Work item
Output the records, every one, exactly as given.

Listed entries
--
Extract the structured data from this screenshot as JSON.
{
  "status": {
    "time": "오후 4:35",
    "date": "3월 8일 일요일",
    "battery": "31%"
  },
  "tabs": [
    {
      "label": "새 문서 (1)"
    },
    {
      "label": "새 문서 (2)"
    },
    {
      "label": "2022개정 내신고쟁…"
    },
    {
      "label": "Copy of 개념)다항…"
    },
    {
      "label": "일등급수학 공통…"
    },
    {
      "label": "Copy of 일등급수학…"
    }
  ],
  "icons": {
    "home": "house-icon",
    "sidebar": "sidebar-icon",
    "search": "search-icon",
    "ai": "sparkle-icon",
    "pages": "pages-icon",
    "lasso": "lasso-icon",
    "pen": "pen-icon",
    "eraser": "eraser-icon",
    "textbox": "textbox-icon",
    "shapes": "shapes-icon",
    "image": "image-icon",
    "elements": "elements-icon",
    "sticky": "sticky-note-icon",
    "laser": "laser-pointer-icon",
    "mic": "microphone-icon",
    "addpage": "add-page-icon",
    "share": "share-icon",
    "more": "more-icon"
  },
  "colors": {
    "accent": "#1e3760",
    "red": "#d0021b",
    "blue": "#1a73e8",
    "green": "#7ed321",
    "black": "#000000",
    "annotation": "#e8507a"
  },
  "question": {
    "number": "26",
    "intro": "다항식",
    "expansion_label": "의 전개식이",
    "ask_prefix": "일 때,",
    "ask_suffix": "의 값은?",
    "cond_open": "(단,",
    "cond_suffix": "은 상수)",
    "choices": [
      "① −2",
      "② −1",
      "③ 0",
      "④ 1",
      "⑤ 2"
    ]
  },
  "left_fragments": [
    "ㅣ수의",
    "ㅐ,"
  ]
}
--
Output for this exercise
Extract the structured data from this screenshot as JSON.
{
  "status": {
    "time": "오후 4:35",
    "date": "3월 8일 일요일",
    "battery": "31%"
  },
  "tabs": [
    {
      "label": "새 문서 (1)"
    },
    {
      "label": "새 문서 (2)"
    },
    {
      "label": "2022개정 내신고쟁…"
    },
    {
      "label": "Copy of 개념)다항…"
    },
    {
      "label": "일등급수학 공통…"
    },
    {
      "label": "Copy of 일등급수학…"
    }
  ],
  "icons": {
    "home": "house-icon",
    "sidebar": "sidebar-icon",
    "search": "search-icon",
    "ai": "sparkle-icon",
    "pages": "pages-icon",
    "lasso": "lasso-icon",
    "pen": "pen-icon",
    "eraser": "eraser-icon",
    "textbox": "textbox-icon",
    "shapes": "shapes-icon",
    "image": "image-icon",
    "elements": "elements-icon",
    "sticky": "sticky-note-icon",
    "laser": "laser-pointer-icon",
    "mic": "microphone-icon",
    "addpage": "add-page-icon",
    "share": "share-icon",
    "more": "more-icon"
  },
  "colors": {
    "accent": "#1e3760",
    "red": "#d0021b",
    "blue": "#1a73e8",
    "green": "#7ed321",
    "black": "#000000",
    "annotation": "#e8507a"
  },
  "question": {
    "number": "26",
    "intro": "다항식",
    "expansion_label": "의 전개식이",
    "ask_prefix": "일 때,",
    "ask_suffix": "의 값은?",
    "cond_open": "(단,",
    "cond_suffix": "은 상수)",
    "choices": [
      "① −2",
      "② −1",
      "③ 0",
      "④ 1",
      "⑤ 2"
    ]
  },
  "left_fragments": [
    "ㅣ수의",
    "ㅐ,"
  ]
}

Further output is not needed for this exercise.